##### Data provided

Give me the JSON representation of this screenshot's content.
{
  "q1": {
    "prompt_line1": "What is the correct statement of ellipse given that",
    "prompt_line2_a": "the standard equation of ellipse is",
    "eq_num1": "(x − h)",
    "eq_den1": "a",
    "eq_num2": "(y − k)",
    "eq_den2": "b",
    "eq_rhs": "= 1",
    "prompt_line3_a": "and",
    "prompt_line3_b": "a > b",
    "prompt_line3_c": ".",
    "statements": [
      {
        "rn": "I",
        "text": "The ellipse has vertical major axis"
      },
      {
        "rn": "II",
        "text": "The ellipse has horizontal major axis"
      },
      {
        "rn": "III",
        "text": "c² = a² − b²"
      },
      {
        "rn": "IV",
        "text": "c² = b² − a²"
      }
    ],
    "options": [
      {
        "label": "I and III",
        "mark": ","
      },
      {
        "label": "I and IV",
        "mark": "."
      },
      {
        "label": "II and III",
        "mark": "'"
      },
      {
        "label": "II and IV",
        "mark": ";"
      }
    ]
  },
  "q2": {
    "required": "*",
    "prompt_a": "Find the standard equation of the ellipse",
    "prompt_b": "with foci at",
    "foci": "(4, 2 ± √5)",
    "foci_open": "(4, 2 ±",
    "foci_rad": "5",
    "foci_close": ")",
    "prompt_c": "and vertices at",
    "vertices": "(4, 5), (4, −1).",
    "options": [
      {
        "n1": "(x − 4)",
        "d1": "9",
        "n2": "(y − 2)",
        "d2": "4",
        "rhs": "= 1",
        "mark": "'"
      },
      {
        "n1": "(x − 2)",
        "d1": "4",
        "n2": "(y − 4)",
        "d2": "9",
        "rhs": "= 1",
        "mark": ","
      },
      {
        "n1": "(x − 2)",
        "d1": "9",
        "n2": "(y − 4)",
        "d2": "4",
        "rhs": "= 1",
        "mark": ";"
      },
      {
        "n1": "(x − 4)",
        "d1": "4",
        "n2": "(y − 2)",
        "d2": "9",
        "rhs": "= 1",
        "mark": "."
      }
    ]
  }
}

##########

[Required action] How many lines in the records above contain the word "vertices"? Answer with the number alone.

[Output below] 2